Near Ballinger in Runnels County, Texas — The American South (West South Central)
San Clemente Mission
(Site Located 10 Miles Southeast)
Named for the San Clemente River (actually the Colorado), the mission was founded at the request of the Jumano Indians, who desired Christianity and the friendship of the Spanish. The building was probably constructed of logs, its lower story serving as a chapel and its upper story as a lookout post. Though they stayed only from March 15 to May 1, awaiting envoys from 48 tribes (bands), the Spaniards baptized many of their several thousand Indian allies.
Finally, being attacked by hostile Apaches, Mendoza returned with his men to El Paso six months after he had left. Although Mendoza did not know it, French explorer La Salle had landed on the Gulf Coast, 1684. This fact, plus Mendoza’s report of seeing a French flag among the Indians quickly led to other Spanish expeditions being sent to chart the Texas wilderness.
Erected 1968 by Texas State Historical Survey
Location. 31° 38.637′ N, 99° 55.521′ W. Marker is near Ballinger, Texas, in Runnels County. Marker is on U.S. 83 half a mile from Farm to Market Road 2406, on the right when traveling north. Touch for map. Marker is in this post office area: Ballinger TX 76821, United States of America.
Other nearby markers. At least 8 other markers are within 7 miles of this marker, measured as the crow flies.

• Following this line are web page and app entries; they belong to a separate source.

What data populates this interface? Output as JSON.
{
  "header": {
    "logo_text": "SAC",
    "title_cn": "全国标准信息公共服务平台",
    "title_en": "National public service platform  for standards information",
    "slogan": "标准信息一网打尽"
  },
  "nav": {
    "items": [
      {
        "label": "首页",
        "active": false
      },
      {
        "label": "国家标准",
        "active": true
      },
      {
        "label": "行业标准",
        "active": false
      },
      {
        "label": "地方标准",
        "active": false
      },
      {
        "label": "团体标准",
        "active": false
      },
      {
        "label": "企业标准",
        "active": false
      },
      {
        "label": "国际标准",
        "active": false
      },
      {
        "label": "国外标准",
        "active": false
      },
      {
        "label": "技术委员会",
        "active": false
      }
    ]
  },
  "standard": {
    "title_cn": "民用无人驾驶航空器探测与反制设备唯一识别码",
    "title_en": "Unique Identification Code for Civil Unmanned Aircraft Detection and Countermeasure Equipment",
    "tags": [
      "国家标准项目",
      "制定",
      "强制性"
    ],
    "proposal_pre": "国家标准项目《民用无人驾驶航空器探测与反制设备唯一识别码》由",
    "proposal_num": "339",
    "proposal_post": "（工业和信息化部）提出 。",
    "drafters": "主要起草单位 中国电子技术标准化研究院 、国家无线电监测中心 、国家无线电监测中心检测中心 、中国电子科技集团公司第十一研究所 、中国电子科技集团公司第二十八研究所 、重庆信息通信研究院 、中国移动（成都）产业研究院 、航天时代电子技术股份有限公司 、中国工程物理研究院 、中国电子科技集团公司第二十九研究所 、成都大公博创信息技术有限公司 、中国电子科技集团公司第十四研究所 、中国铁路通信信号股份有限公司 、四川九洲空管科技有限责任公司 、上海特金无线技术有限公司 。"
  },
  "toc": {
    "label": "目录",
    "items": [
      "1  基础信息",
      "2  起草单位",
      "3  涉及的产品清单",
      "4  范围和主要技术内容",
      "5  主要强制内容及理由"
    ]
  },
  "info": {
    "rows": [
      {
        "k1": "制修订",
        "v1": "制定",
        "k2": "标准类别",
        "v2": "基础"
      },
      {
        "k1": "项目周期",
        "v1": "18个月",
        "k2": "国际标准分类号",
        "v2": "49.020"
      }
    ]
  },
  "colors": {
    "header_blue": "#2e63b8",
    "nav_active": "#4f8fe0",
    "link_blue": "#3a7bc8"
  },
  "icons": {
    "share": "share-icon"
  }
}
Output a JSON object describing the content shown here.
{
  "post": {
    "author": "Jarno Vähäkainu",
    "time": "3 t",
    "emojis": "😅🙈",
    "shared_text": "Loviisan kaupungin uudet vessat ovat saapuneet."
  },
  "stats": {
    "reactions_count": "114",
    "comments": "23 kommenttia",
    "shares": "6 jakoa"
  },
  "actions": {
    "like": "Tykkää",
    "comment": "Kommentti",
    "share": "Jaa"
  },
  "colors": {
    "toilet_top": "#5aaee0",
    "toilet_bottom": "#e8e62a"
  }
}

Hoffman Cemetery (approx. 3.9 miles away); Colorado River Ferry Crossing (approx. 6.2 miles away); John S. Chisum (approx. 6.2 miles away); Abilene & Southern Depot (approx. 6˝ miles away); Charles H. Noyes (approx. 6.6 miles away); Ballinger (approx. 6.6 miles away); Runnels County Courthouse (approx. 6.7 miles away); Runnels County Veterans Memorial (approx. 6.7 miles away). Touch for a list and map of all markers in Ballinger.
Also see . . . San Clemente Mission. From the Texas State Historical Association’s “Handbook of Texas Online”. (Submitted on July 22, 2016.)
Categories. • Churches & Religion • Colonial Era • Exploration • Native Americans •
Credits. This page was last revised on July 22, 2016. This page originally submitted on July 22, 2016, by Duane Hall of Abilene, Texas. This page has been viewed 201 times since then and 7 times this year. Photos: 1, 2, 3. submitted on July 22, 2016, by Duane Hall of Abilene, Texas.